EXCERPTED DATA
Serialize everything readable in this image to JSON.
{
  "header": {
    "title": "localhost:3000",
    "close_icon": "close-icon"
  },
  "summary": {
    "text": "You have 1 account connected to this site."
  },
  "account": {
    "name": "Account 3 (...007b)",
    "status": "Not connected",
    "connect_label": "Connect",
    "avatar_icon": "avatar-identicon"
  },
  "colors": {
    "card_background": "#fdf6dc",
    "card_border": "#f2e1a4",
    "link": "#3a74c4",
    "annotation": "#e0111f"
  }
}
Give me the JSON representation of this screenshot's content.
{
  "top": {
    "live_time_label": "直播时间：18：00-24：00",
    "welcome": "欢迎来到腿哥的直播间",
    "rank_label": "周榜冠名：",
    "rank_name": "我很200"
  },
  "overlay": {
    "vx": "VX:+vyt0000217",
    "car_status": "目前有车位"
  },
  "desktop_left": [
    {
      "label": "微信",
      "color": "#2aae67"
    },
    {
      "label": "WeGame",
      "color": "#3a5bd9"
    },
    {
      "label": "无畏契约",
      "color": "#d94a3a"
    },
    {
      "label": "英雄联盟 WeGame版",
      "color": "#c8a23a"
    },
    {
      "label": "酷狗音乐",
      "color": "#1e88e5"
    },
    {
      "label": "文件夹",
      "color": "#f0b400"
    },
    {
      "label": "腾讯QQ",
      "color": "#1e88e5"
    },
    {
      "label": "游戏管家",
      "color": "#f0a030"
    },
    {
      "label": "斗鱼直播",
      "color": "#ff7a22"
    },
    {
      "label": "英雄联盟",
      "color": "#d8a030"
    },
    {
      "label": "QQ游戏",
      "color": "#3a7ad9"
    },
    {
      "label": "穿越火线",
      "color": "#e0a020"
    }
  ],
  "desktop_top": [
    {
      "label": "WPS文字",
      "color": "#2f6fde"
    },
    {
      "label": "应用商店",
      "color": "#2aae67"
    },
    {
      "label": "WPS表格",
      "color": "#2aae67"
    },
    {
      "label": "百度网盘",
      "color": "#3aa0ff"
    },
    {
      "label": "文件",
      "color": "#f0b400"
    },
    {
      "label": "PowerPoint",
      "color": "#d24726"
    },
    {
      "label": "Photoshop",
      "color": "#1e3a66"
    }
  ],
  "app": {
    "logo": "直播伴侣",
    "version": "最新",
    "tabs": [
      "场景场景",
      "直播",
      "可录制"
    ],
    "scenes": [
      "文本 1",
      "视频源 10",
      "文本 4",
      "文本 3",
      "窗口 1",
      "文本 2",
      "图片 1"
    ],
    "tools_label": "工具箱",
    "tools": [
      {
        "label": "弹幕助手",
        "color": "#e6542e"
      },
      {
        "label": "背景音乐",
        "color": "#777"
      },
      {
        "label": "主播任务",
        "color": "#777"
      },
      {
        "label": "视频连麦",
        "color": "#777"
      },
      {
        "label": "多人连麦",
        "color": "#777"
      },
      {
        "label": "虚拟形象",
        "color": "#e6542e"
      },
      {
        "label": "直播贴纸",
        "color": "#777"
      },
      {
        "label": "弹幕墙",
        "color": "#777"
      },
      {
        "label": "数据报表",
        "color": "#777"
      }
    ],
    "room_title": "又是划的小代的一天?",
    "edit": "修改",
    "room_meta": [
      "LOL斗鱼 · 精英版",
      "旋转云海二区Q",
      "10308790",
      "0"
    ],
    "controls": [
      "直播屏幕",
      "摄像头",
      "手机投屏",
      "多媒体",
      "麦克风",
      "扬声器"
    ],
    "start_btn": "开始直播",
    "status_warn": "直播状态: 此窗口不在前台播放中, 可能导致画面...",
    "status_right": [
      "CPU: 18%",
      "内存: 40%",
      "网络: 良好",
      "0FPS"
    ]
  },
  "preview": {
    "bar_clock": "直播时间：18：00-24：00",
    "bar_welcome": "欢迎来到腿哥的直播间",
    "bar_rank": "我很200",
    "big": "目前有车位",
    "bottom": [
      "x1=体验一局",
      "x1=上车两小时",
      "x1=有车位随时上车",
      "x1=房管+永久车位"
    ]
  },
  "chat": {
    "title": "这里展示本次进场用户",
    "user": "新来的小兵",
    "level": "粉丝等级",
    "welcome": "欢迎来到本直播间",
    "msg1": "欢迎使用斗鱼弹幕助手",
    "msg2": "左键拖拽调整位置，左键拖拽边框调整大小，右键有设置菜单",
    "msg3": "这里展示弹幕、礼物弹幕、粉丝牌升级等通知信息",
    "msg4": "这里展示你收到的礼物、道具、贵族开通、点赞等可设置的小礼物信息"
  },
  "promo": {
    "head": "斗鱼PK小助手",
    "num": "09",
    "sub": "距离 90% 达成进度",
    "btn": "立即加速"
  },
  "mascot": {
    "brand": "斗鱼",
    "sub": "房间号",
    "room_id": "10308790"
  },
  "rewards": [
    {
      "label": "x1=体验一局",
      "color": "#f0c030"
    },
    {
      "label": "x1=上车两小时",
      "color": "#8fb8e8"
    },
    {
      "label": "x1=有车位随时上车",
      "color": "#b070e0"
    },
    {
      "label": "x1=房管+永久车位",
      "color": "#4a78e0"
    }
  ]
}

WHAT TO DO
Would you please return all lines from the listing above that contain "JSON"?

ANSWER TO THIS TASK
Serialize everything readable in this image to JSON.
Give me the JSON representation of this screenshot's content.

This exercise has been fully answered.